My husband and I have very different learning styles.  My husband doesn’t enjoy or glean much from written material, but easily absorbs information from books on tape.  Depending on the type of work he is doing, he is able to work with background noise or music.  He is also fully immersed in doing everything electronically, such as scheduling meetings and keeping up his contact list.  I, on the other hand, read books every chance I get.  If I am concentrating on meeting a deadline or finishing a project, it is very detrimental to me (and my project) if I am disturbed.  I also need to physically write down to-do lists and appointments with a good old-fashioned pen and paper, and can most often remember what I wrote by calling up the visual of it in my mind.  As our two young boys grow, it will be interesting to see which learning styles or combinations of styles will be their strengths.

Understanding your child’s learning style can be integral to help you understand your child better, as well as help teach them skills they can use for success in school and future work.   On the website www.schoolfamily.com, Emily Graham wrote an article entitled “What Is Your Child’s Learning Style?”that explores three basic learning styles: auditory, kinesthetic, and visual.  In this article, the author suggests that you pay attention to the things your child does while studying.  For example, if they constantly squirm and fidget while doing math homework, they may be doing it because that’s what they need to do to make the learning work for them.

Although educators have been aware for quite some time that learning is not one-dimensional, nor the same for every child, knowledge about learning styles and how to adapt lessons in the classroom are still evolving.  In the article, “Children’s Learning Styles” by Pam Wynne Fellers, the author spoke with teacher June Griswold for suggestions regarding your child’s learning styles.  Ms. Griswold “believes that identifying learning styles and adapting lessons can motivate students and eliminate unfair labeling.”  Ms. Griswold groups learning styles into four major categories: spatial visual, kinetic/movement, language-oriented, and logical/analytical.  She provides a description and motivating tips for each category, and also notes that children can use a mixture of these categories, or show dominance in one particular category.   Ms. Griswold also recommends two books for additional reference: “Awakening Your Child’s Natural Genius” and “In Their Own Way,” both by Thomas Armstrong.

Once you’ve identified your child’s primary learning style, let your child’s teacher(s) know what kinds of approaches help him or her learn the best.  It is also good to keep in mind that these learning styles are not concrete.  Your child’s preferred learning style may change as they age, or depending on what task they are doing.  Additionally, helping your child to learn using multiple learning styles results in a more well-balanced student.

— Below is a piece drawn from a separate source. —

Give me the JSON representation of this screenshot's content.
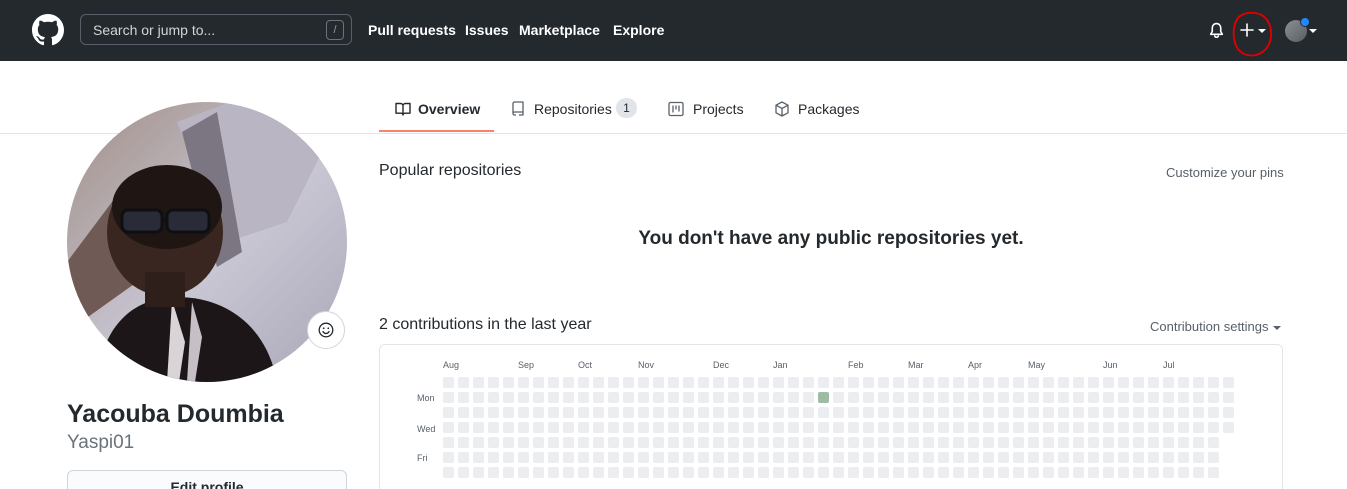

Do you want to know more about identifying your child’s learning style, and get additional tips to work with their particular style?  The Kidtelligent Assessment can help!  Find out more about the Kidtelligent assessment at www.kidtelligent.com, and make sure to follow us on Facebook at www.facebook.com/Kidtelligent.

Sarah is a guest mom writer for Kidtelligent. If you are interested in submitting an article to be shared on the Kidtelligent Blog and Facebook please email us at info@kidtelligent.com